━━ MATERIAL FOR THIS EXERCISE
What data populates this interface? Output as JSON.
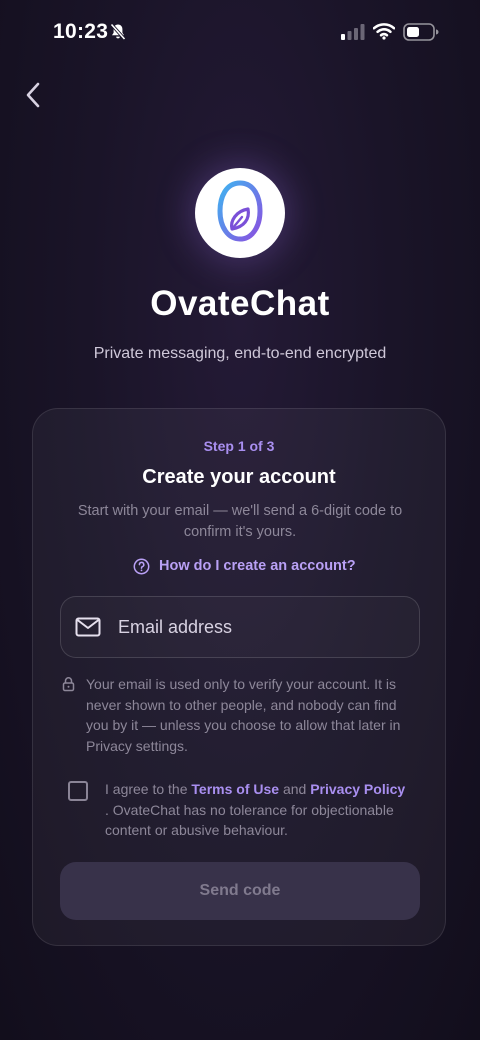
{
  "status_bar": {
    "time": "10:23",
    "icons": [
      "bell-slash-icon",
      "signal-icon",
      "wifi-icon",
      "battery-icon"
    ]
  },
  "header": {
    "back_icon": "chevron-left-icon"
  },
  "app": {
    "name": "OvateChat",
    "tagline": "Private messaging, end-to-end encrypted",
    "logo_icon": "ovatechat-logo-icon"
  },
  "card": {
    "step": "Step 1 of 3",
    "title": "Create your account",
    "subtitle": "Start with your email — we'll send a 6-digit code to confirm it's yours.",
    "help_link": "How do I create an account?",
    "email_placeholder": "Email address",
    "email_value": "",
    "privacy_note": "Your email is used only to verify your account. It is never shown to other people, and nobody can find you by it — unless you choose to allow that later in Privacy settings.",
    "agree_prefix": "I agree to the ",
    "terms_label": "Terms of Use",
    "agree_and": " and ",
    "privacy_label": "Privacy Policy",
    "agree_suffix": ". OvateChat has no tolerance for objectionable content or abusive behaviour.",
    "agree_checked": false,
    "send_button": "Send code"
  },
  "colors": {
    "background": "#1a1428",
    "accent": "#a98ff0",
    "button_disabled": "#38324a",
    "button_text_disabled": "#807a8e",
    "logo_gradient_start": "#3fb4f0",
    "logo_gradient_end": "#8a4fe0"
  }
}
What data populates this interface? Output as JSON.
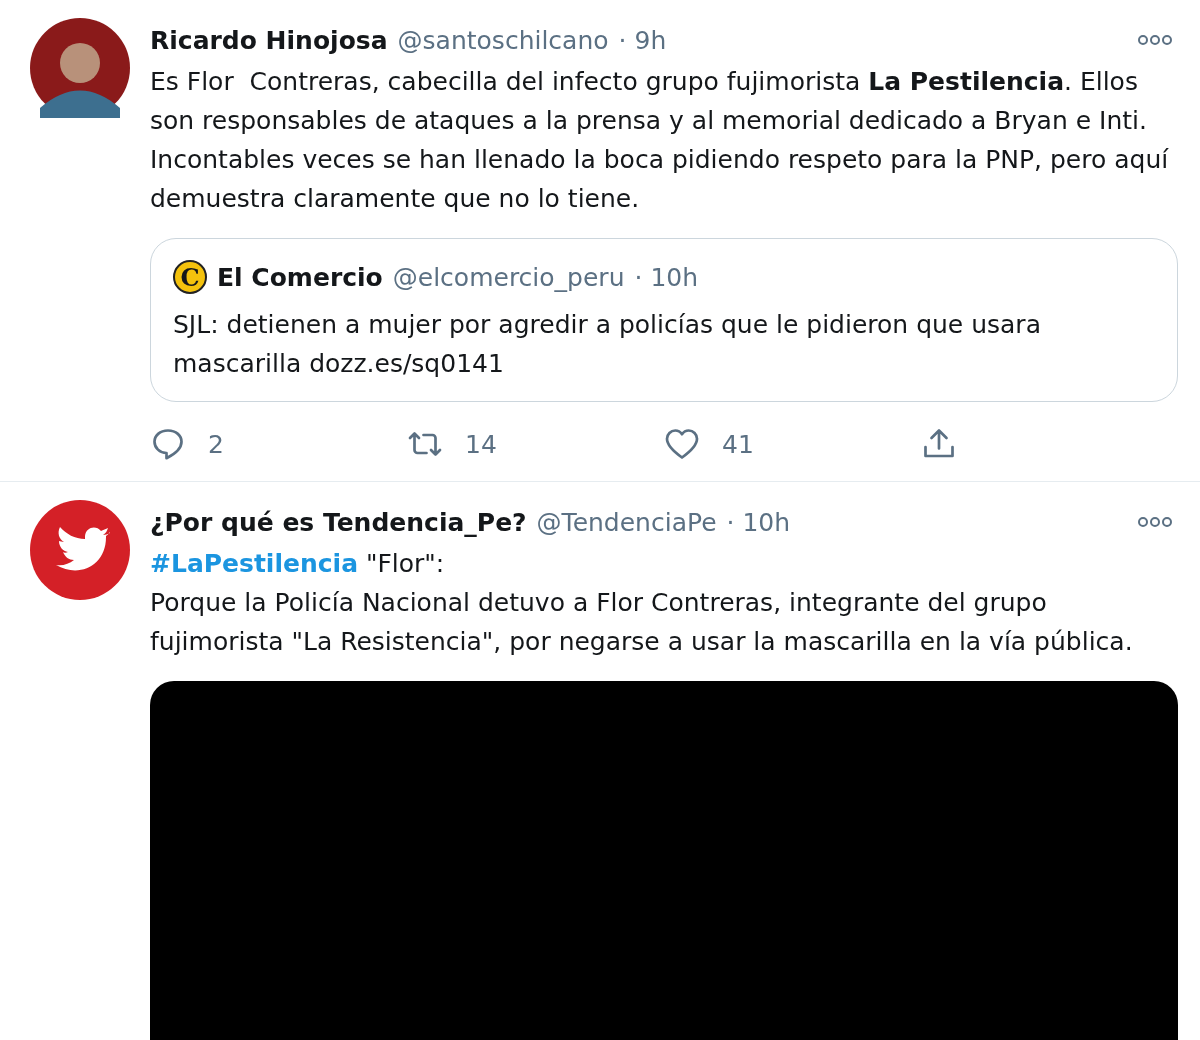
{
  "tweets": [
    {
      "avatar": {
        "kind": "person"
      },
      "name": "Ricardo Hinojosa",
      "handle": "@santoschilcano",
      "time": "· 9h",
      "text": "Es Flor  Contreras, cabecilla del infecto grupo fujimorista **La Pestilencia**. Ellos son responsables de ataques a la prensa y al memorial dedicado a Bryan e Inti. Incontables veces se han llenado la boca pidiendo respeto para la PNP, pero aquí demuestra claramente que no lo tiene.",
      "quote": {
        "logo": "C",
        "name": "El Comercio",
        "handle": "@elcomercio_peru",
        "time": "· 10h",
        "text": "SJL: detienen a mujer por agredir a policías que le pidieron que usara mascarilla dozz.es/sq0141"
      },
      "actions": [
        {
          "kind": "reply",
          "count": "2"
        },
        {
          "kind": "retweet",
          "count": "14"
        },
        {
          "kind": "like",
          "count": "41"
        },
        {
          "kind": "share"
        }
      ]
    },
    {
      "avatar": {
        "kind": "bird"
      },
      "name": "¿Por qué es Tendencia_Pe?",
      "handle": "@TendenciaPe",
      "time": "· 10h",
      "hashtag": "#LaPestilencia",
      "text": " \"Flor\":\nPorque la Policía Nacional detuvo a Flor Contreras, integrante del grupo fujimorista \"La Resistencia\", por negarse a usar la mascarilla en la vía pública.",
      "media": {
        "kind": "video"
      }
    }
  ]
}
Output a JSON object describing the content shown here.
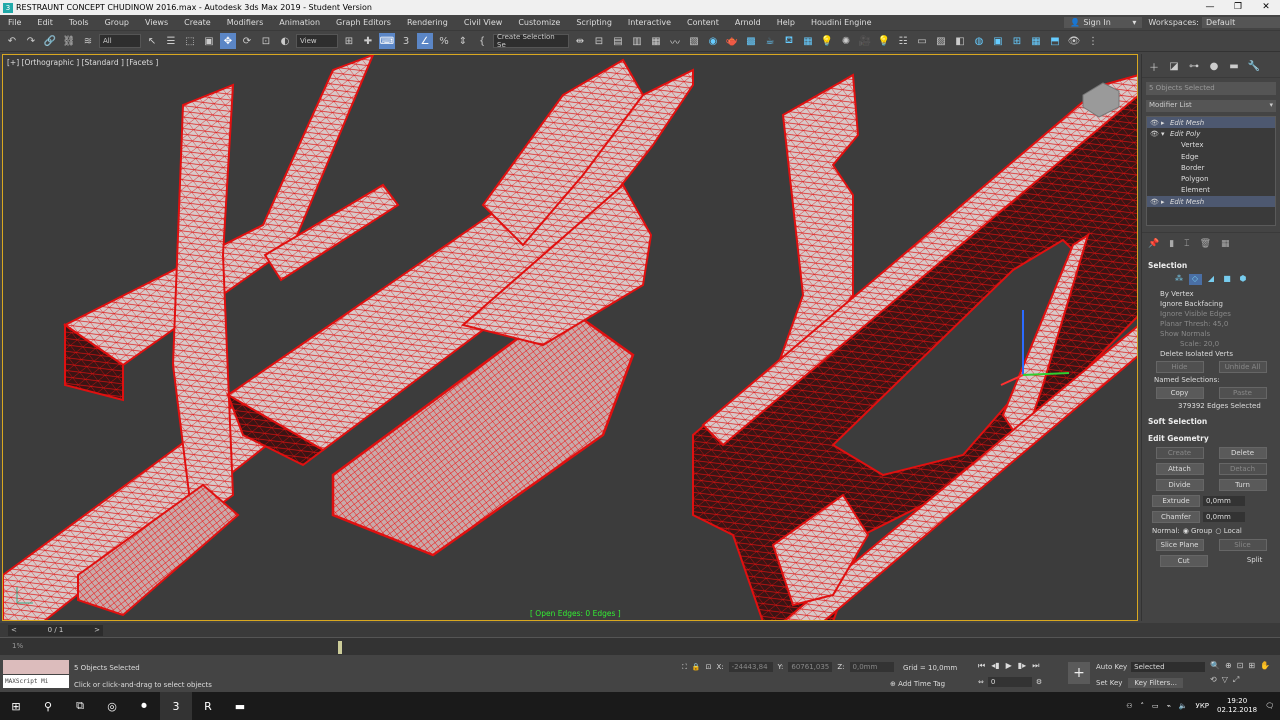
{
  "window": {
    "title": "RESTRAUNT CONCEPT CHUDINOW 2016.max - Autodesk 3ds Max 2019 - Student Version",
    "app_icon": "3"
  },
  "menu": [
    "File",
    "Edit",
    "Tools",
    "Group",
    "Views",
    "Create",
    "Modifiers",
    "Animation",
    "Graph Editors",
    "Rendering",
    "Civil View",
    "Customize",
    "Scripting",
    "Interactive",
    "Content",
    "Arnold",
    "Help",
    "Houdini Engine"
  ],
  "account": {
    "sign_in": "Sign In",
    "workspaces_label": "Workspaces:",
    "workspace": "Default"
  },
  "toolbar": {
    "filter": "All",
    "ref_coord": "View",
    "selection_set": "Create Selection Se",
    "snap_value": "3"
  },
  "viewport": {
    "label": "[+] [Orthographic ] [Standard ] [Facets ]",
    "status": "[ Open Edges: 0 Edges ]"
  },
  "command_panel": {
    "object_name": "5 Objects Selected",
    "modifier_list": "Modifier List",
    "stack": [
      {
        "label": "Edit Mesh",
        "level": 0,
        "italic": true,
        "highlight": true
      },
      {
        "label": "Edit Poly",
        "level": 0,
        "italic": true,
        "highlight": false,
        "expanded": true
      },
      {
        "label": "Vertex",
        "level": 1
      },
      {
        "label": "Edge",
        "level": 1
      },
      {
        "label": "Border",
        "level": 1
      },
      {
        "label": "Polygon",
        "level": 1
      },
      {
        "label": "Element",
        "level": 1
      },
      {
        "label": "Edit Mesh",
        "level": 0,
        "italic": true,
        "highlight": true
      }
    ],
    "selection": {
      "title": "Selection",
      "by_vertex": "By Vertex",
      "ignore_backfacing": "Ignore Backfacing",
      "ignore_visible_edges": "Ignore Visible Edges",
      "planar_thresh_label": "Planar Thresh:",
      "planar_thresh": "45,0",
      "show_normals": "Show Normals",
      "scale_label": "Scale:",
      "scale": "20,0",
      "delete_isolated": "Delete Isolated Verts",
      "hide": "Hide",
      "unhide_all": "Unhide All",
      "named_selections": "Named Selections:",
      "copy": "Copy",
      "paste": "Paste",
      "summary": "379392 Edges Selected"
    },
    "soft_selection": "Soft Selection",
    "edit_geometry": {
      "title": "Edit Geometry",
      "create": "Create",
      "delete": "Delete",
      "attach": "Attach",
      "detach": "Detach",
      "divide": "Divide",
      "turn": "Turn",
      "extrude": "Extrude",
      "extrude_val": "0,0mm",
      "chamfer": "Chamfer",
      "chamfer_val": "0,0mm",
      "normal_label": "Normal:",
      "group": "Group",
      "local": "Local",
      "slice_plane": "Slice Plane",
      "slice": "Slice",
      "cut": "Cut",
      "split": "Split"
    }
  },
  "timeline": {
    "frame": "0 / 1"
  },
  "status": {
    "maxscript": "MAXScript Mi",
    "selected": "5 Objects Selected",
    "prompt": "Click or click-and-drag to select objects",
    "x_label": "X:",
    "x": "-24443,84",
    "y_label": "Y:",
    "y": "60761,035",
    "z_label": "Z:",
    "z": "0,0mm",
    "grid": "Grid = 10,0mm",
    "add_time_tag": "Add Time Tag",
    "frame_field": "0",
    "auto_key": "Auto Key",
    "key_mode": "Selected",
    "set_key": "Set Key",
    "key_filters": "Key Filters..."
  },
  "taskbar": {
    "lang": "УКР",
    "time": "19:20",
    "date": "02.12.2018"
  },
  "colors": {
    "wire": "#e01010",
    "selection_highlight": "#5b86c6",
    "viewport_border": "#d9a820"
  }
}
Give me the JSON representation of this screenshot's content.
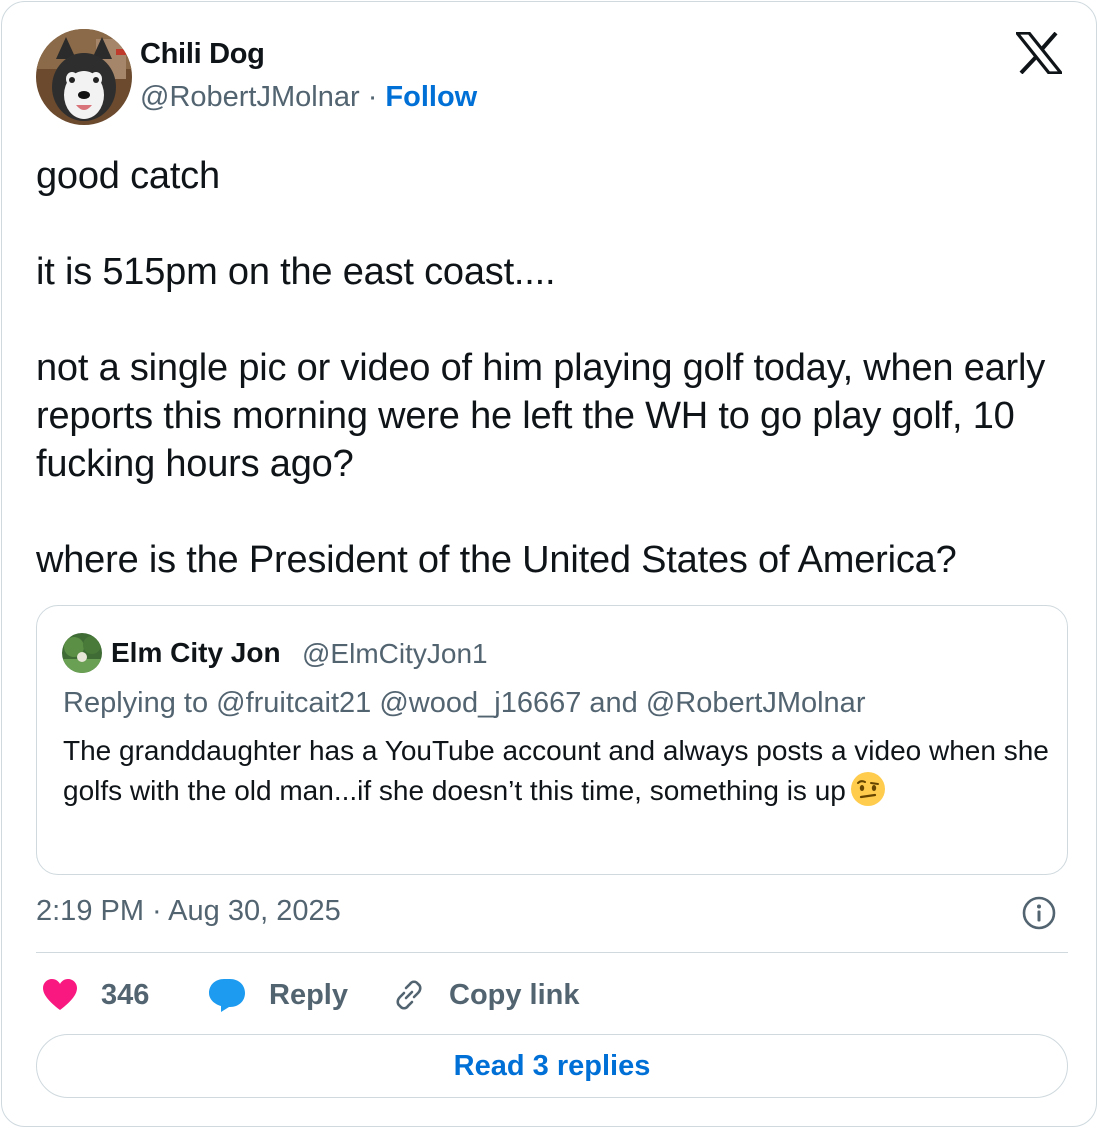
{
  "colors": {
    "link": "#006fd6",
    "secondary_text": "#536471",
    "border": "#cfd9de",
    "heart": "#f91880",
    "reply_bubble": "#1d9bf0",
    "emoji_face": "#ffcc4d"
  },
  "author": {
    "display_name": "Chili Dog",
    "handle": "@RobertJMolnar",
    "separator": "·",
    "follow_label": "Follow",
    "avatar_icon": "husky-dog-avatar"
  },
  "platform_icon": "x-logo-icon",
  "tweet": {
    "paragraphs": [
      "good catch",
      "it is 515pm on the east coast....",
      "not a single pic or video of him playing golf today, when early reports this morning were he left the WH to go play golf, 10 fucking hours ago?",
      "where is the President of the United States of America?"
    ],
    "timestamp": "2:19 PM · Aug 30, 2025"
  },
  "quoted_tweet": {
    "display_name": "Elm City Jon",
    "handle": "@ElmCityJon1",
    "replying_to": "Replying to @fruitcait21 @wood_j16667 and @RobertJMolnar",
    "text": "The granddaughter has a YouTube account and always posts a video when she golfs with the old man...if she doesn’t this time, something is up",
    "emoji": "face-with-raised-eyebrow-emoji",
    "avatar_icon": "green-landscape-avatar"
  },
  "actions": {
    "like_count": "346",
    "reply_label": "Reply",
    "copy_link_label": "Copy link"
  },
  "read_replies_label": "Read 3 replies"
}
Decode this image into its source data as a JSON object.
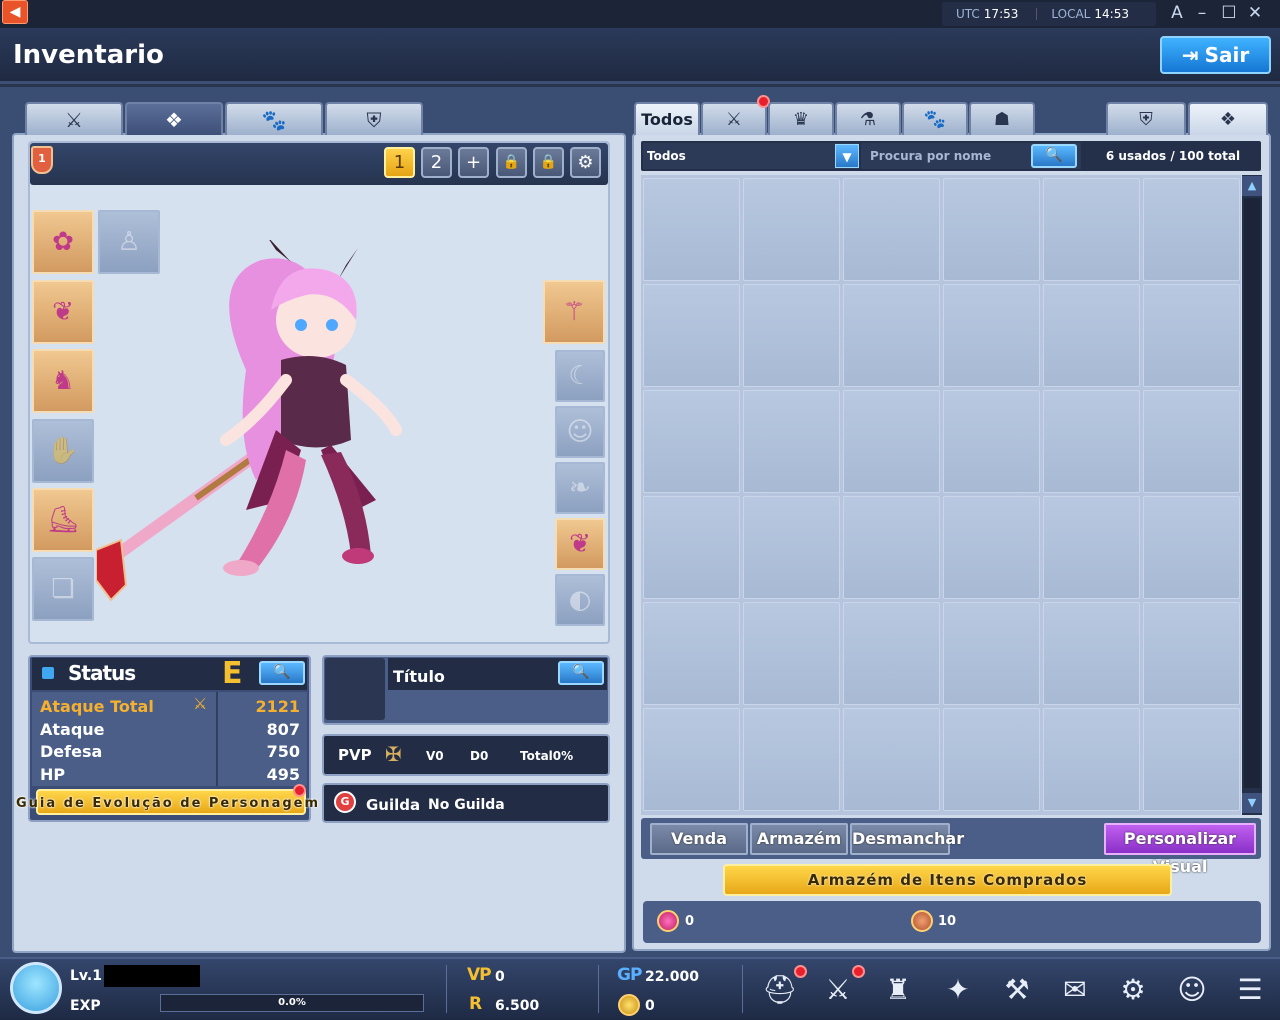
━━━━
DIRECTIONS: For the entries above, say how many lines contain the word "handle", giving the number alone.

YOUR SOLUTION: 5